This article was found on the New York Times, which is a left center publication and showed no signs of political bias in the article. This article evaluated the book Americanah, so it was more of an opinion piece. The author of the article, Peed, gives a quick summary of the book Americanah and gives his interpretation of some of the major themes in the book. Peed thinks Adichie did a great job creating a worldly and geographically precise, as well as a hugely empathetic novel. He points out that the main question in the book is what is the difference between an African American and an American African. Peed gathers from Adichie’s novel that an African American is a black person with several generations before them living in the United States and is pleased that they are from a country that gives international aid rather than receiving it. An American African is an African newly emigrated to the United States, where in their country they didn’t realize they were black but in America that is the only Adichie uses some of her personal experiences and has one of the main characters, Ifemelu, embody the experiences. Peed thinks Obinze fails in England since he was deported but thinks Ifemelu thrives in America because she was seeking authenticity. Peed notes that one of the most important moments for Ifemelu in America is when she refusing to straighten her hair even if that meant she would receive rude comments from the natives. We used this last point from Peed about Ifemelu refusing to straighten her hair in America to develop our topic of discrimination against hair in America.

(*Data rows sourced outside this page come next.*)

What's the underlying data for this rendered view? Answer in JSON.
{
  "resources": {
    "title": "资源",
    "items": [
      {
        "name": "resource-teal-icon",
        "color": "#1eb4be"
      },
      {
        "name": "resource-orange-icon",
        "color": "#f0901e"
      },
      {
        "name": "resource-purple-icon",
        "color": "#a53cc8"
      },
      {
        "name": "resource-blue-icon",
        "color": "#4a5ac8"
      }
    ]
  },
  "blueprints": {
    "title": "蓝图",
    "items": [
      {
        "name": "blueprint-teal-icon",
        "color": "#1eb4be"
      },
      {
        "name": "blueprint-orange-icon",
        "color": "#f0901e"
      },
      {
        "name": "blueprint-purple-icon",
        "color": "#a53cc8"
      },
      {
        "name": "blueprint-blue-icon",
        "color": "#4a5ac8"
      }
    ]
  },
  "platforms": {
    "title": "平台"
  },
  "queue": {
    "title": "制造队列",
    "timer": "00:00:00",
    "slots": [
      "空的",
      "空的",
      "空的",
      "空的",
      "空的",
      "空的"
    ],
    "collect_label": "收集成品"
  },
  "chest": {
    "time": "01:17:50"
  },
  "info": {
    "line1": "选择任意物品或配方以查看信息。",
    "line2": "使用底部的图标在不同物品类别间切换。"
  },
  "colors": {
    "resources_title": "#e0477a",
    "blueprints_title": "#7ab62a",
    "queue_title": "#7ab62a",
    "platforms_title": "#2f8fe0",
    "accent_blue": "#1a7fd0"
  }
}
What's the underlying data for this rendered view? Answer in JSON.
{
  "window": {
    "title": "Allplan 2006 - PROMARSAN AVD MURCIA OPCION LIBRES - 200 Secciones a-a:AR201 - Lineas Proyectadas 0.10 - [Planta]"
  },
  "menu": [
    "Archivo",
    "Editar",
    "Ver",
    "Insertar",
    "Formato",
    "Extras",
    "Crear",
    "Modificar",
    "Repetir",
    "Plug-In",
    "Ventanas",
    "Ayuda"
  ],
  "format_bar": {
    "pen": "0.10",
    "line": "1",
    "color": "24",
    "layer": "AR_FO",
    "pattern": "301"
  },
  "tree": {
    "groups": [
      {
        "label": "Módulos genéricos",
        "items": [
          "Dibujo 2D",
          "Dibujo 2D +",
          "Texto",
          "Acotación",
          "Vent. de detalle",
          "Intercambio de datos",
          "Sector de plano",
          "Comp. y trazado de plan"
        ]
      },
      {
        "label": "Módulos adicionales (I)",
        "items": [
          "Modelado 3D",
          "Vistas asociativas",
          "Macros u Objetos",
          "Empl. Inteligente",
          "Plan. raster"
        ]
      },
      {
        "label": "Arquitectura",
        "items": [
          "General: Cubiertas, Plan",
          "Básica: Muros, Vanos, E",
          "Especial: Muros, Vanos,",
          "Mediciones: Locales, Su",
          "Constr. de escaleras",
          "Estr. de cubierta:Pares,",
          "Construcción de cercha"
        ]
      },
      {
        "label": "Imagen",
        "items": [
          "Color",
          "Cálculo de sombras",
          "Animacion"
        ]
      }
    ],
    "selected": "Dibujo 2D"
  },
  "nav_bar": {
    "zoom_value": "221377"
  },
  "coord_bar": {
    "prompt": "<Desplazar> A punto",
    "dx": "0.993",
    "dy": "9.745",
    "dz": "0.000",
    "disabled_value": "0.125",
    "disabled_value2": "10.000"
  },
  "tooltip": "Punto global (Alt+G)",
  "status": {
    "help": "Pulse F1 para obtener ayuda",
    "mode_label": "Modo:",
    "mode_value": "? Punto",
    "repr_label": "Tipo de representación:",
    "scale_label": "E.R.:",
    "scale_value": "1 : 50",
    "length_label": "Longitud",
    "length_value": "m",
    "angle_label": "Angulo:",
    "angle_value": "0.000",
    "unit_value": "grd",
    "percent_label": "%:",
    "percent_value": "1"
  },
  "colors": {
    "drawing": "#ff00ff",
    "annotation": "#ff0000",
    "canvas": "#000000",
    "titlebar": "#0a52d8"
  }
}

Walton, Nikki. “About Me.” Natural Hair Care | Curly Nikki, My Hair Story, 11 Oct. 2008, www.curlynikki.com/2008/10/my-hair-story-pt1.html.
The webpage CurlyNikki.com is a blog created by Nikki Walton, a black woman from the United States who grew up with insecurity issues due to her hair. She grew up with family that took proper care of her hair, but as she rose to adolescence, she began to have an obsession with straight hair. During her college years, Nikki had to leave her hair natural often as she did not have as much time or ability to straighten it. She began to have an intense struggle with her hair and self-esteem. Eventually, Nikki began to find some comfort and confidence in her natural styles and even looked to online blogs about natural curly hair to learn how to care for her hair and accept it.
Nikki created her blog as to create a safe place for other women and girls like her to find tips for haircare and acceptance. Nikki and her work have been featured on dozens of talk shows and articles. She has become an inspiration to those facing issues with their hair and self-confidence. Her stories and work have inspired hundreds of other women to tell their stories of haircare successes and issues. This is why her blog is an important resource for women and the acceptance of themselves in a culture where they may be pressured to feel otherwise. This blog was used in our project as a baseline of information on black women’s experiences with their hair. This source gave us information on current trends, feelings, and styles of black women’s hair.